What to do: Within the data below, count the lines that include the word "After". Provide the number and nothing further.

Exercise data below:

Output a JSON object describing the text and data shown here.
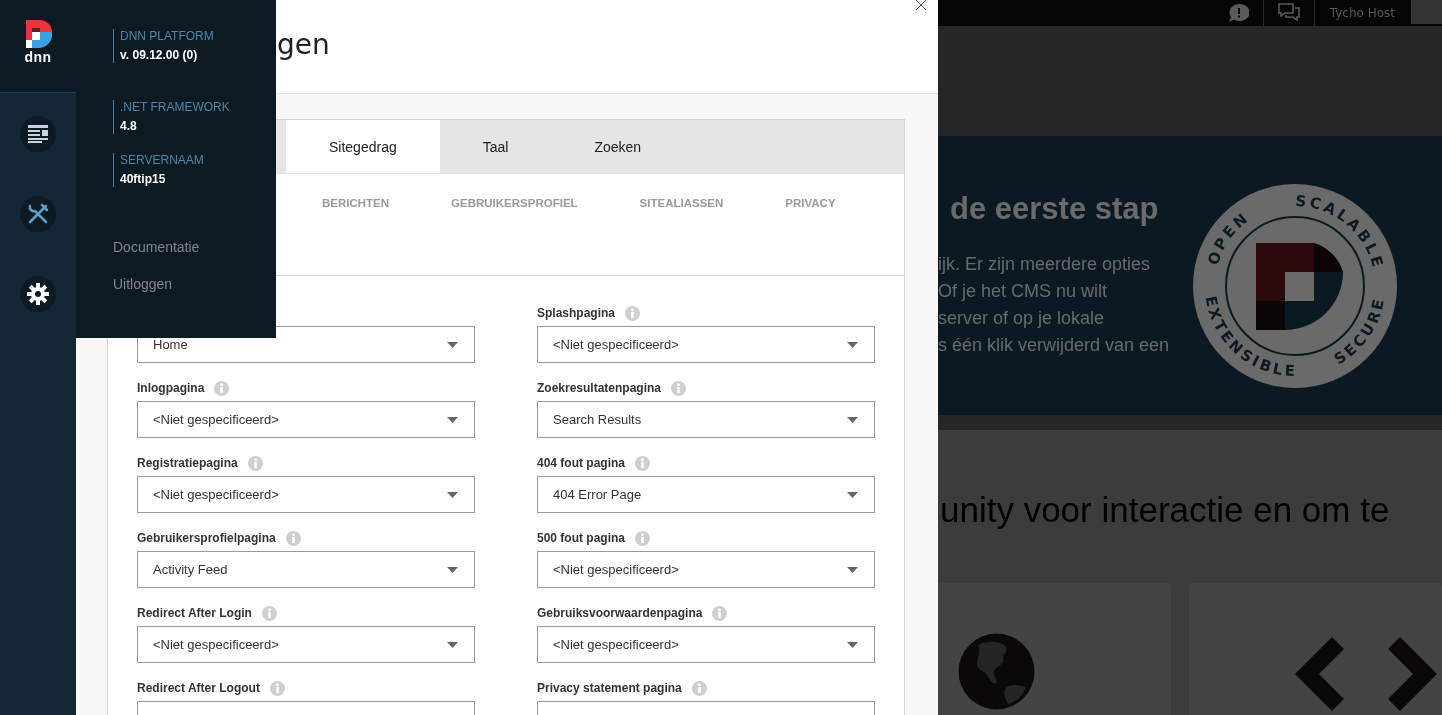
{
  "sidebar": {
    "logo": "dnn"
  },
  "flyout": {
    "info": [
      {
        "label": "DNN PLATFORM",
        "value": "v. 09.12.00 (0)"
      },
      {
        "label": ".NET FRAMEWORK",
        "value": "4.8"
      },
      {
        "label": "SERVERNAAM",
        "value": "40ftip15"
      }
    ],
    "links": [
      "Documentatie",
      "Uitloggen"
    ]
  },
  "dialog": {
    "title": "gen",
    "tabs": [
      {
        "label": "Sitegedrag",
        "selected": true
      },
      {
        "label": "Taal",
        "selected": false
      },
      {
        "label": "Zoeken",
        "selected": false
      }
    ],
    "subtabs": [
      "BERICHTEN",
      "GEBRUIKERSPROFIEL",
      "SITEALIASSEN",
      "PRIVACY"
    ],
    "columns": [
      [
        {
          "value": "Home"
        },
        {
          "label": "Inlogpagina",
          "value": "<Niet gespecificeerd>"
        },
        {
          "label": "Registratiepagina",
          "value": "<Niet gespecificeerd>"
        },
        {
          "label": "Gebruikersprofielpagina",
          "value": "Activity Feed"
        },
        {
          "label": "Redirect After Login",
          "value": "<Niet gespecificeerd>"
        },
        {
          "label": "Redirect After Logout"
        }
      ],
      [
        {
          "label": "Splashpagina",
          "value": "<Niet gespecificeerd>"
        },
        {
          "label": "Zoekresultatenpagina",
          "value": "Search Results"
        },
        {
          "label": "404 fout pagina",
          "value": "404 Error Page"
        },
        {
          "label": "500 fout pagina",
          "value": "<Niet gespecificeerd>"
        },
        {
          "label": "Gebruiksvoorwaardenpagina",
          "value": "<Niet gespecificeerd>"
        },
        {
          "label": "Privacy statement pagina"
        }
      ]
    ]
  },
  "site": {
    "user": "Tycho Host",
    "banner": {
      "heading": "de eerste stap",
      "lines": [
        "ijk. Er zijn meerdere opties",
        "Of je het CMS nu wilt",
        "server of op je lokale",
        "s één klik verwijderd van een"
      ],
      "badge": [
        "OPEN",
        "SCALABLE",
        "EXTENSIBLE",
        "SECURE"
      ]
    },
    "community": {
      "heading": "unity voor interactie en om te"
    }
  }
}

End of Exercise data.

Answer space: 2